== What you need to do ==
Before copying, remove every picture, and then repeat all entries below precisely as written.
__________
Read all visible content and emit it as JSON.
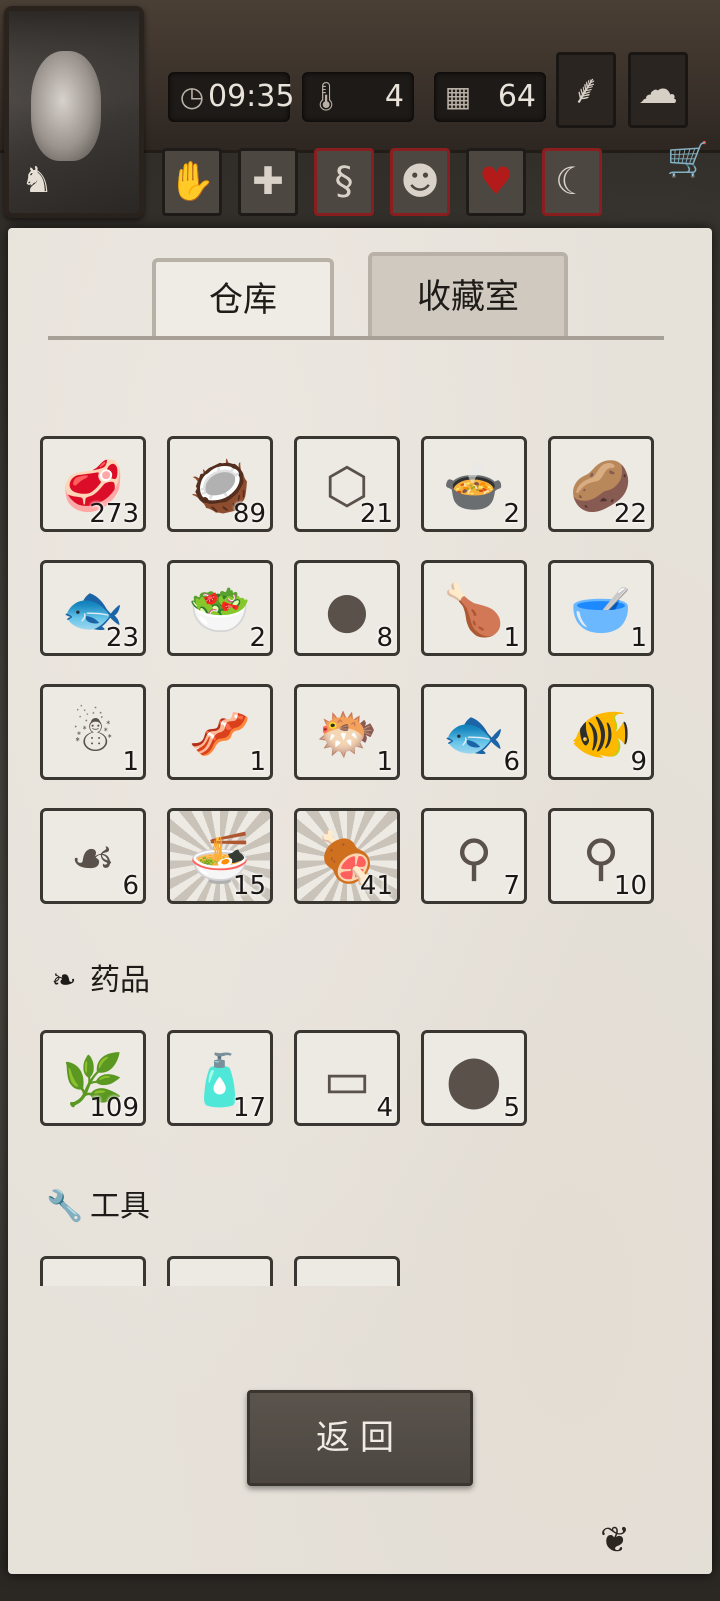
{
  "hud": {
    "time": "09:35",
    "temperature": "4",
    "day": "64",
    "icons": {
      "clock": "clock-icon",
      "thermometer": "thermometer-icon",
      "calendar": "calendar-icon",
      "sprout": "sprout-icon",
      "weather": "snow-cloud-icon",
      "cart": "cart-icon"
    }
  },
  "status_icons": [
    "hand-icon",
    "health-cross-icon",
    "stomach-icon",
    "head-icon",
    "heart-icon",
    "moon-icon"
  ],
  "tabs": [
    {
      "label": "仓库",
      "active": true
    },
    {
      "label": "收藏室",
      "active": false
    }
  ],
  "food_items": [
    {
      "icon": "meat-icon",
      "count": "273"
    },
    {
      "icon": "coconut-icon",
      "count": "89"
    },
    {
      "icon": "honeycomb-icon",
      "count": "21"
    },
    {
      "icon": "stew-bowl-icon",
      "count": "2"
    },
    {
      "icon": "potato-icon",
      "count": "22"
    },
    {
      "icon": "dried-fish-icon",
      "count": "23"
    },
    {
      "icon": "salad-bowl-icon",
      "count": "2"
    },
    {
      "icon": "berries-icon",
      "count": "8"
    },
    {
      "icon": "roast-chicken-icon",
      "count": "1"
    },
    {
      "icon": "soup-bowl-icon",
      "count": "1"
    },
    {
      "icon": "gingerbread-icon",
      "count": "1"
    },
    {
      "icon": "sausage-icon",
      "count": "1"
    },
    {
      "icon": "pufferfish-icon",
      "count": "1"
    },
    {
      "icon": "salmon-icon",
      "count": "6"
    },
    {
      "icon": "butterflyfish-icon",
      "count": "9"
    },
    {
      "icon": "jellyfish-icon",
      "count": "6"
    },
    {
      "icon": "hot-soup-icon",
      "count": "15"
    },
    {
      "icon": "grilled-steak-icon",
      "count": "41"
    },
    {
      "icon": "hanging-meat-icon",
      "count": "7"
    },
    {
      "icon": "hanging-meat-icon",
      "count": "10"
    }
  ],
  "sections": {
    "medicine": {
      "title": "药品",
      "icon": "leaf-icon"
    },
    "tools": {
      "title": "工具",
      "icon": "wrench-icon"
    }
  },
  "medicine_items": [
    {
      "icon": "herb-branch-icon",
      "count": "109"
    },
    {
      "icon": "tonic-bottle-icon",
      "count": "17"
    },
    {
      "icon": "bandage-icon",
      "count": "4"
    },
    {
      "icon": "pill-icon",
      "count": "5"
    }
  ],
  "tool_items": [
    {
      "icon": "tool-1-icon"
    },
    {
      "icon": "tool-2-icon"
    },
    {
      "icon": "tool-3-icon"
    }
  ],
  "back_button": "返回"
}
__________
== Answer box ==
Read all visible content and emit it as JSON.
{
  "hud": {
    "time": "09:35",
    "temperature": "4",
    "day": "64",
    "icons": {
      "clock": "clock-icon",
      "thermometer": "thermometer-icon",
      "calendar": "calendar-icon",
      "sprout": "sprout-icon",
      "weather": "snow-cloud-icon",
      "cart": "cart-icon"
    }
  },
  "status_icons": [
    "hand-icon",
    "health-cross-icon",
    "stomach-icon",
    "head-icon",
    "heart-icon",
    "moon-icon"
  ],
  "tabs": [
    {
      "label": "仓库",
      "active": true
    },
    {
      "label": "收藏室",
      "active": false
    }
  ],
  "food_items": [
    {
      "icon": "meat-icon",
      "count": "273"
    },
    {
      "icon": "coconut-icon",
      "count": "89"
    },
    {
      "icon": "honeycomb-icon",
      "count": "21"
    },
    {
      "icon": "stew-bowl-icon",
      "count": "2"
    },
    {
      "icon": "potato-icon",
      "count": "22"
    },
    {
      "icon": "dried-fish-icon",
      "count": "23"
    },
    {
      "icon": "salad-bowl-icon",
      "count": "2"
    },
    {
      "icon": "berries-icon",
      "count": "8"
    },
    {
      "icon": "roast-chicken-icon",
      "count": "1"
    },
    {
      "icon": "soup-bowl-icon",
      "count": "1"
    },
    {
      "icon": "gingerbread-icon",
      "count": "1"
    },
    {
      "icon": "sausage-icon",
      "count": "1"
    },
    {
      "icon": "pufferfish-icon",
      "count": "1"
    },
    {
      "icon": "salmon-icon",
      "count": "6"
    },
    {
      "icon": "butterflyfish-icon",
      "count": "9"
    },
    {
      "icon": "jellyfish-icon",
      "count": "6"
    },
    {
      "icon": "hot-soup-icon",
      "count": "15"
    },
    {
      "icon": "grilled-steak-icon",
      "count": "41"
    },
    {
      "icon": "hanging-meat-icon",
      "count": "7"
    },
    {
      "icon": "hanging-meat-icon",
      "count": "10"
    }
  ],
  "sections": {
    "medicine": {
      "title": "药品",
      "icon": "leaf-icon"
    },
    "tools": {
      "title": "工具",
      "icon": "wrench-icon"
    }
  },
  "medicine_items": [
    {
      "icon": "herb-branch-icon",
      "count": "109"
    },
    {
      "icon": "tonic-bottle-icon",
      "count": "17"
    },
    {
      "icon": "bandage-icon",
      "count": "4"
    },
    {
      "icon": "pill-icon",
      "count": "5"
    }
  ],
  "tool_items": [
    {
      "icon": "tool-1-icon"
    },
    {
      "icon": "tool-2-icon"
    },
    {
      "icon": "tool-3-icon"
    }
  ],
  "back_button": "返回"
}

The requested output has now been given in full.